◆ EXERCISE OBJECTIVE ◆
Make an exact copy of the records, omitting all images.

◆ EXTRACTED DATA ◆

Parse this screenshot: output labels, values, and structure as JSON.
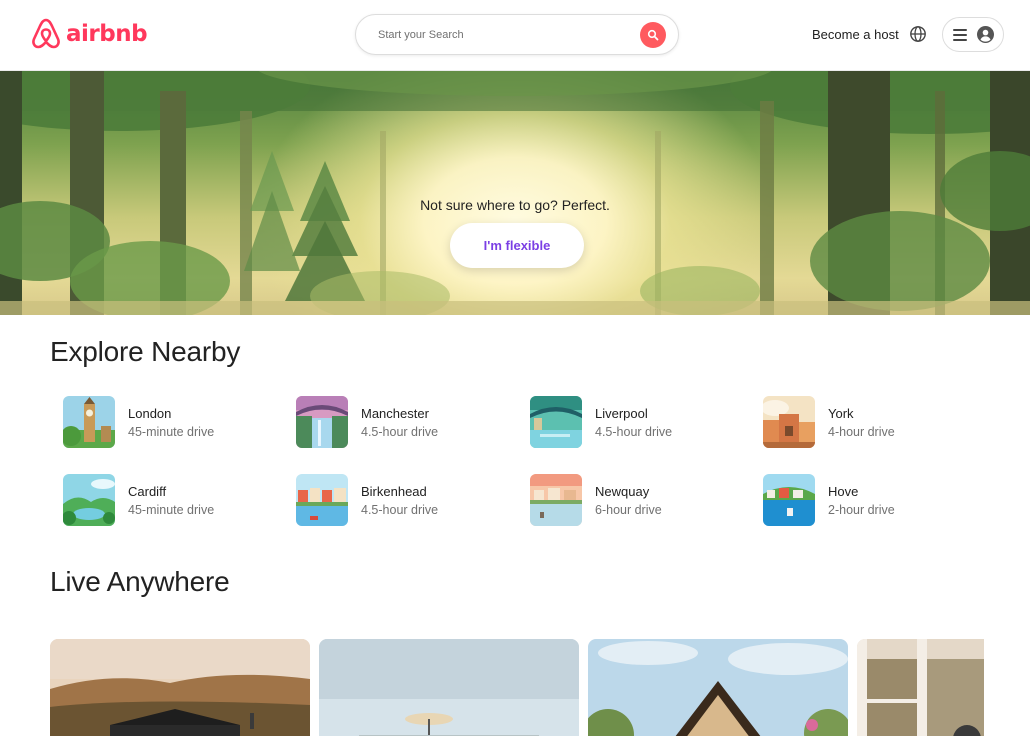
{
  "header": {
    "logo_text": "airbnb",
    "search_placeholder": "Start your Search",
    "host_link": "Become a host",
    "icons": [
      "airbnb-logo-icon",
      "search-icon",
      "globe-icon",
      "menu-icon",
      "user-avatar-icon"
    ],
    "brand_color": "#ff385c",
    "search_button_color": "#ff5a5f"
  },
  "hero": {
    "tagline": "Not sure where to go? Perfect.",
    "button_label": "I'm flexible",
    "button_text_color": "#7b3fe4"
  },
  "explore": {
    "title": "Explore Nearby",
    "items": [
      {
        "city": "London",
        "drive": "45-minute drive"
      },
      {
        "city": "Manchester",
        "drive": "4.5-hour drive"
      },
      {
        "city": "Liverpool",
        "drive": "4.5-hour drive"
      },
      {
        "city": "York",
        "drive": "4-hour drive"
      },
      {
        "city": "Cardiff",
        "drive": "45-minute drive"
      },
      {
        "city": "Birkenhead",
        "drive": "4.5-hour drive"
      },
      {
        "city": "Newquay",
        "drive": "6-hour drive"
      },
      {
        "city": "Hove",
        "drive": "2-hour drive"
      }
    ]
  },
  "live": {
    "title": "Live Anywhere"
  }
}
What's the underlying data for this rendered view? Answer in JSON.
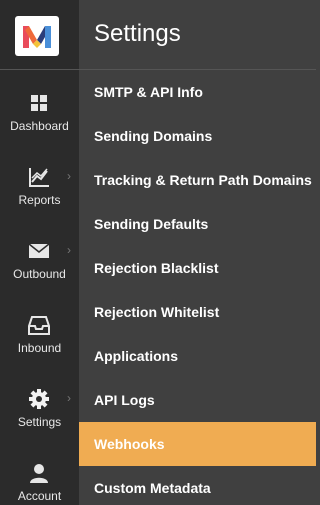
{
  "rail": {
    "logo": "mandrill-logo",
    "items": [
      {
        "label": "Dashboard",
        "icon": "grid-icon",
        "has_submenu": false
      },
      {
        "label": "Reports",
        "icon": "chart-icon",
        "has_submenu": true
      },
      {
        "label": "Outbound",
        "icon": "envelope-icon",
        "has_submenu": true
      },
      {
        "label": "Inbound",
        "icon": "inbox-icon",
        "has_submenu": false
      },
      {
        "label": "Settings",
        "icon": "gear-icon",
        "has_submenu": true
      },
      {
        "label": "Account",
        "icon": "user-icon",
        "has_submenu": false
      }
    ]
  },
  "panel": {
    "title": "Settings",
    "items": [
      {
        "label": "SMTP & API Info"
      },
      {
        "label": "Sending Domains"
      },
      {
        "label": "Tracking & Return Path Domains"
      },
      {
        "label": "Sending Defaults"
      },
      {
        "label": "Rejection Blacklist"
      },
      {
        "label": "Rejection Whitelist"
      },
      {
        "label": "Applications"
      },
      {
        "label": "API Logs"
      },
      {
        "label": "Webhooks",
        "active": true
      },
      {
        "label": "Custom Metadata"
      }
    ]
  },
  "colors": {
    "rail_bg": "#2b2b2b",
    "panel_bg": "#404040",
    "active_bg": "#f0ac52",
    "text": "#ffffff"
  }
}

◆ RESPONSE TO THE EXERCISE ◆
Parse this screenshot: output labels, values, and structure as JSON.
{
  "header": {
    "logo_text": "airbnb",
    "search_placeholder": "Start your Search",
    "host_link": "Become a host",
    "icons": [
      "airbnb-logo-icon",
      "search-icon",
      "globe-icon",
      "menu-icon",
      "user-avatar-icon"
    ],
    "brand_color": "#ff385c",
    "search_button_color": "#ff5a5f"
  },
  "hero": {
    "tagline": "Not sure where to go? Perfect.",
    "button_label": "I'm flexible",
    "button_text_color": "#7b3fe4"
  },
  "explore": {
    "title": "Explore Nearby",
    "items": [
      {
        "city": "London",
        "drive": "45-minute drive"
      },
      {
        "city": "Manchester",
        "drive": "4.5-hour drive"
      },
      {
        "city": "Liverpool",
        "drive": "4.5-hour drive"
      },
      {
        "city": "York",
        "drive": "4-hour drive"
      },
      {
        "city": "Cardiff",
        "drive": "45-minute drive"
      },
      {
        "city": "Birkenhead",
        "drive": "4.5-hour drive"
      },
      {
        "city": "Newquay",
        "drive": "6-hour drive"
      },
      {
        "city": "Hove",
        "drive": "2-hour drive"
      }
    ]
  },
  "live": {
    "title": "Live Anywhere"
  }
}
What's the underlying data for this rendered view? Answer in JSON.
{
  "rail": {
    "logo": "mandrill-logo",
    "items": [
      {
        "label": "Dashboard",
        "icon": "grid-icon",
        "has_submenu": false
      },
      {
        "label": "Reports",
        "icon": "chart-icon",
        "has_submenu": true
      },
      {
        "label": "Outbound",
        "icon": "envelope-icon",
        "has_submenu": true
      },
      {
        "label": "Inbound",
        "icon": "inbox-icon",
        "has_submenu": false
      },
      {
        "label": "Settings",
        "icon": "gear-icon",
        "has_submenu": true
      },
      {
        "label": "Account",
        "icon": "user-icon",
        "has_submenu": false
      }
    ]
  },
  "panel": {
    "title": "Settings",
    "items": [
      {
        "label": "SMTP & API Info"
      },
      {
        "label": "Sending Domains"
      },
      {
        "label": "Tracking & Return Path Domains"
      },
      {
        "label": "Sending Defaults"
      },
      {
        "label": "Rejection Blacklist"
      },
      {
        "label": "Rejection Whitelist"
      },
      {
        "label": "Applications"
      },
      {
        "label": "API Logs"
      },
      {
        "label": "Webhooks",
        "active": true
      },
      {
        "label": "Custom Metadata"
      }
    ]
  },
  "colors": {
    "rail_bg": "#2b2b2b",
    "panel_bg": "#404040",
    "active_bg": "#f0ac52",
    "text": "#ffffff"
  }
}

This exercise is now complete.